To dispose of medications safely, the Food and Drug Administration recommends doing the following:
1). Remove the medications from their original containers.
2). Mix the pills with undesirable byproducts, like coffee grounds or cat litter.
3). Put the mixture into a re-sealable bag, can, or container that will not leak or spill.
4). Place the bag, can, or container in the household trash bin along with other refuse items.
The FDA outlines certain prescription drugs that should not be disposed of this way and should instead be flushed down the toilet. However, any prescription drug disposal using the wastewater system poses some risk of contaminating the environment with prescription drug chemicals. For prescription drugs that should not be disposed of in household trash, families should first attempt to dispose of them at take back events or at permanent take back sites before flushing them.
An Epidemic of Prescription Drug Addiction in Oklahoma
Oklahoma struggles with one of the country’s worst prescription drug addiction epidemics. According to a report published by the Oklahoma Policy Institute, the Sooner State has the fourth-highest rate of drug overdose fatalities in the country when measured per capita. Further, Oklahoma exceeds the national average for misuse and abuse of painkillers by 232%, with drug overdoses being the leading cause of death for Oklahoma residents ages 25 to 64. Most years, prescription painkillers claim more lives in Oklahoma than meth, heroin, and cocaine combined.

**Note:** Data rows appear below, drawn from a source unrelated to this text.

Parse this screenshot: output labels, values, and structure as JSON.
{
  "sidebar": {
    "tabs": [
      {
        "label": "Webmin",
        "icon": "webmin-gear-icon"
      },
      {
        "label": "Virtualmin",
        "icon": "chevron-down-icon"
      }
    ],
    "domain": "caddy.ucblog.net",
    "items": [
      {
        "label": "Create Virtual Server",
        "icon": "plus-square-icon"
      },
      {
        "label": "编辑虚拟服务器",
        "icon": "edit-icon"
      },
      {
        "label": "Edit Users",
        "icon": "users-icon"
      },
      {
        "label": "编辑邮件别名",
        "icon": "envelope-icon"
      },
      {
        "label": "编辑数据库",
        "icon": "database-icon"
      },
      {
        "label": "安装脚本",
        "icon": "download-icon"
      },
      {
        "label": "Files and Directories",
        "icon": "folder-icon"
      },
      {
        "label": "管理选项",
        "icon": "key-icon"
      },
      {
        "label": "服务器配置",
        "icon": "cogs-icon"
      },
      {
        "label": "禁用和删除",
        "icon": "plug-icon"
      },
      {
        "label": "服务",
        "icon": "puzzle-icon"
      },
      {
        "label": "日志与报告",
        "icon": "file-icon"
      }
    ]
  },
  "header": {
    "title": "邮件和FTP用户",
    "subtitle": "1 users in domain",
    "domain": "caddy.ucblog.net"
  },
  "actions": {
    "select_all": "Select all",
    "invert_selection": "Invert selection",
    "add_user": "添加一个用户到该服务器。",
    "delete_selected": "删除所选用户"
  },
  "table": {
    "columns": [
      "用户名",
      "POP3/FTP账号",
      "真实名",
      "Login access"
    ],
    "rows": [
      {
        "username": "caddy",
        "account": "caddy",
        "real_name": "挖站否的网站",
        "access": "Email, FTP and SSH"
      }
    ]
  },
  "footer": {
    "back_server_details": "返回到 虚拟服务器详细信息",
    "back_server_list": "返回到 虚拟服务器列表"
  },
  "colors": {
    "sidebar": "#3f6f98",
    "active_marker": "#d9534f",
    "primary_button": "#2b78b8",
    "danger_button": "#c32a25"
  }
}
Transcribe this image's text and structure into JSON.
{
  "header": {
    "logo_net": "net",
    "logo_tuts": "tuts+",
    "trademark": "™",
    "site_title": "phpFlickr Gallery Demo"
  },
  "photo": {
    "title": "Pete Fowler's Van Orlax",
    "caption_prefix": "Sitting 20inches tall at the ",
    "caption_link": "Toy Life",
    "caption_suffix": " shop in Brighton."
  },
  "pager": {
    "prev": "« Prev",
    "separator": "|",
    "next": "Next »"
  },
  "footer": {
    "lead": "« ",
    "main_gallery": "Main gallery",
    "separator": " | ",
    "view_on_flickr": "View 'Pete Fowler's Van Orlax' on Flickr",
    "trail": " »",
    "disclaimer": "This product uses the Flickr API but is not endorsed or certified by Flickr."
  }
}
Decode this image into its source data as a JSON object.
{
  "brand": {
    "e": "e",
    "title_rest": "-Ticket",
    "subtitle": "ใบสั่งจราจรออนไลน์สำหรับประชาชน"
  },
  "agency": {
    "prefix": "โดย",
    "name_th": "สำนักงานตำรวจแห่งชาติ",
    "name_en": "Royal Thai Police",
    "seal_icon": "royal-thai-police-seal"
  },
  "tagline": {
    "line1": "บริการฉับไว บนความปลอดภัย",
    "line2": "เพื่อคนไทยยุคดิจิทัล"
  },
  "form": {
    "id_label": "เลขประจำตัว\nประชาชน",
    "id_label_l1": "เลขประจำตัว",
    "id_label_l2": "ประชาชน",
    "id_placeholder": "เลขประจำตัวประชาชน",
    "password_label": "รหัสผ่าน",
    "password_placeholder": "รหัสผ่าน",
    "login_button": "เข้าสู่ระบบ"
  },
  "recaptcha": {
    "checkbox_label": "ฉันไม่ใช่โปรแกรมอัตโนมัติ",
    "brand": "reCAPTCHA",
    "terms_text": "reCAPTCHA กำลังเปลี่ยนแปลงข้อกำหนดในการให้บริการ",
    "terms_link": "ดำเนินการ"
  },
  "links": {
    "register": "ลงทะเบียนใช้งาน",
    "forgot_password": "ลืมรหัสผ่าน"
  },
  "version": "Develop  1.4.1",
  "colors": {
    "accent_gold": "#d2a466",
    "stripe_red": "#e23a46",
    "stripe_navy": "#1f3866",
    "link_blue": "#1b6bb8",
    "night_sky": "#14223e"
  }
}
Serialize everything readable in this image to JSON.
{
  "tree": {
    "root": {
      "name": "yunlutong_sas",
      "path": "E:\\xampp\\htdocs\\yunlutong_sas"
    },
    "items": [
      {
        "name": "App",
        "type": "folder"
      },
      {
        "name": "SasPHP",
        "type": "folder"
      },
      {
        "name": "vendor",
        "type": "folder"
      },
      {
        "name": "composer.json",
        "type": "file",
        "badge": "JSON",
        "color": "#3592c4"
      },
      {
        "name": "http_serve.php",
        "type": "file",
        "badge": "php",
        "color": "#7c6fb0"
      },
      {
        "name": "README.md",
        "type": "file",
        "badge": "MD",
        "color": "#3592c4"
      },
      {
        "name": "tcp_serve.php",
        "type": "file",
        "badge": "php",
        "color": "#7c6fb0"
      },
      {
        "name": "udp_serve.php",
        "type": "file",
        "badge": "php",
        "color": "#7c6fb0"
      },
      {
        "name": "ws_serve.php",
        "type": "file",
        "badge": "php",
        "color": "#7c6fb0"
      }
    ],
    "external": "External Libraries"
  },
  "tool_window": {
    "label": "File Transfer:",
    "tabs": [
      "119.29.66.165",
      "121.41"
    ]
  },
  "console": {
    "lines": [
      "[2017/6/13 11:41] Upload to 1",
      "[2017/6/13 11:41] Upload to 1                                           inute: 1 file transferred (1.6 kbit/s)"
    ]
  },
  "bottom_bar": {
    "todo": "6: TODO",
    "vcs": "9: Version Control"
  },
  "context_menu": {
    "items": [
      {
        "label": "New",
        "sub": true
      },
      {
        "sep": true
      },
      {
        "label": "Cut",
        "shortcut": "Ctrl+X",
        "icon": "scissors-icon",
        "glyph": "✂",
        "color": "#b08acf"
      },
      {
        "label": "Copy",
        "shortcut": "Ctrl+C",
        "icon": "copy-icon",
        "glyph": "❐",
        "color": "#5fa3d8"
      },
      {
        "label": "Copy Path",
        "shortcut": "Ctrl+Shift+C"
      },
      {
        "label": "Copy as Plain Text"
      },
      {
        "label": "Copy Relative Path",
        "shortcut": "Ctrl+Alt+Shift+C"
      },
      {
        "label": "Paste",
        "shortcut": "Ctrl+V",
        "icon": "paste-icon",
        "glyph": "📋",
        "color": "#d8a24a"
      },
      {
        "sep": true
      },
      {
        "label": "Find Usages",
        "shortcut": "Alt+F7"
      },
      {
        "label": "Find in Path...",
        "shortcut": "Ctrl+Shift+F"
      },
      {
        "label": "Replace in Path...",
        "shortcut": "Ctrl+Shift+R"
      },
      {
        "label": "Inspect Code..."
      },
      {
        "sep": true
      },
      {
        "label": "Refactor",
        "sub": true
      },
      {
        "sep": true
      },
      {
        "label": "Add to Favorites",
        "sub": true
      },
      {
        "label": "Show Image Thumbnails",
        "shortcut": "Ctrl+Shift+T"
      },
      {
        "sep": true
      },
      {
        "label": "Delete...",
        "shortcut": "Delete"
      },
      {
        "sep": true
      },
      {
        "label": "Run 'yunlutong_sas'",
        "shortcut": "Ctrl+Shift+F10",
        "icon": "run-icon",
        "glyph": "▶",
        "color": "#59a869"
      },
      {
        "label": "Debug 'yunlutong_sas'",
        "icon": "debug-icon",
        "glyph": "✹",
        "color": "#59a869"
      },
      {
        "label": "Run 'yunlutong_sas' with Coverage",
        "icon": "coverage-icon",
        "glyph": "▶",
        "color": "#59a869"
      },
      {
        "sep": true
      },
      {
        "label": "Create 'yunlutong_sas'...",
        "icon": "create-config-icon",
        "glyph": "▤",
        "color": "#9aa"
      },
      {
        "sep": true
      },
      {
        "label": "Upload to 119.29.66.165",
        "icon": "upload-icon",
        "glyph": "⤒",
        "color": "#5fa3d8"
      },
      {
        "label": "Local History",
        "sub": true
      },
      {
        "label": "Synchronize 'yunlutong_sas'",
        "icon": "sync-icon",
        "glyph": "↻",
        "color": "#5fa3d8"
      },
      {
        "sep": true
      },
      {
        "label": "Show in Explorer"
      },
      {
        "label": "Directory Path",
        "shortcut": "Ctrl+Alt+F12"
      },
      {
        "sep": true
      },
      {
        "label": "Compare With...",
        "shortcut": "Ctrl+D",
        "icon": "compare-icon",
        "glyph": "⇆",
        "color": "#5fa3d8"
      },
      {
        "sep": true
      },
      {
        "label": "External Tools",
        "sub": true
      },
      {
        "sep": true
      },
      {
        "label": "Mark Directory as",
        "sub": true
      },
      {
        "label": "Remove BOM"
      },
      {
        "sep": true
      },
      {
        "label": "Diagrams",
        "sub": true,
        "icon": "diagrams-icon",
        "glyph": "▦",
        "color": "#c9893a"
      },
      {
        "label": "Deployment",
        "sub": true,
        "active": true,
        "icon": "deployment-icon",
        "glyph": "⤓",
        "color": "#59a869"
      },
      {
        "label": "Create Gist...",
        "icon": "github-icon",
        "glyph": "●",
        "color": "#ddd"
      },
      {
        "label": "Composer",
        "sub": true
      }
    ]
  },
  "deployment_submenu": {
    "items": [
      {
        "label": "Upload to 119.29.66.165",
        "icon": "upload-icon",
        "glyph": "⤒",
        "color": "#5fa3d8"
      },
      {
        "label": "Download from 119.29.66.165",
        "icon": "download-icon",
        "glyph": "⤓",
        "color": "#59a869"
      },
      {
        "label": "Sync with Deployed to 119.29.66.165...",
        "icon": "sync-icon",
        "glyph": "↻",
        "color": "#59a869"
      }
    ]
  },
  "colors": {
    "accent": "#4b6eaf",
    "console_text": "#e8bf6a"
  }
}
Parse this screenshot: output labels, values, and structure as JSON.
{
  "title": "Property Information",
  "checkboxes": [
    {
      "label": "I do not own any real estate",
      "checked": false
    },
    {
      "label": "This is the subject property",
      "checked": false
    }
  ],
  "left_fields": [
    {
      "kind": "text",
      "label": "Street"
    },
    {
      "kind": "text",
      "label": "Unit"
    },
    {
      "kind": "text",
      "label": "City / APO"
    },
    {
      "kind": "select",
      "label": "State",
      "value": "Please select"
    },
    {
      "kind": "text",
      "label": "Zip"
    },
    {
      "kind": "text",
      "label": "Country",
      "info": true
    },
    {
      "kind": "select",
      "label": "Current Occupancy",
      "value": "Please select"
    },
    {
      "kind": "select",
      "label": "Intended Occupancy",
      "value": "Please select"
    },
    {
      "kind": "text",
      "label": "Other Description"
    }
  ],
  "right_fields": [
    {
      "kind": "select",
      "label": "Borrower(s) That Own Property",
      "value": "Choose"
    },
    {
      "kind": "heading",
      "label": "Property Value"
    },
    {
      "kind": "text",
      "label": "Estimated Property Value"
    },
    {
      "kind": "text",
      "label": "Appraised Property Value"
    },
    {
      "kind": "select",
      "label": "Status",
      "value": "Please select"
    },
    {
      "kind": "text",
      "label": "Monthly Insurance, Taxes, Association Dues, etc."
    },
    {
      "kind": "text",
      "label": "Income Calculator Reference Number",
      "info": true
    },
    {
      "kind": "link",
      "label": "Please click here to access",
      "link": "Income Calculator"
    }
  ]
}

The facts could not be more clear. Unused medications left in the home pose no benefit to families but carry a significant risk, not just for those who live in the home but for anyone who visits.
Given the ease with which homeowners can dispose of such medications, people should take the necessary steps to dispose of unused medications in Oklahoma safely, be it via a take back event, a permanent disposal site, or personal disposal of the medications.
- OBNDDC. “Rx Take Back Program.” Oklahoma Bureau of Narcotics & Dangerous Drugs Control, 2022. obndd.ok.gov
- FDA. “Drug Disposal: Drug Take Back Locations.” Food and Drug Administration, 2022. fda.gov
- DEA. “National Prescription Drug Take Back Day is April 22, 2023 – 10AM to 2PM.” Drug Enforcement Administration, 2023. dea.gov
- DEA. “Take Back Day.” Drug Enforcement Administration, 2023. dea.gov
- FDA. “Where and How to Dispose of Unused Medicines.” Food and Drug Administration, 2022. fda.gov
- PSI. “Bay mussels in Puget Sound show traces of oxycodone.” Puget Sound Institute, 2018. pugetsoundinstitute.org
- OKPolicy. “Oklahoma’s biggest drug problem isn’t what you think.” Oklahoma Policy Institute, 2019. okpolicy.org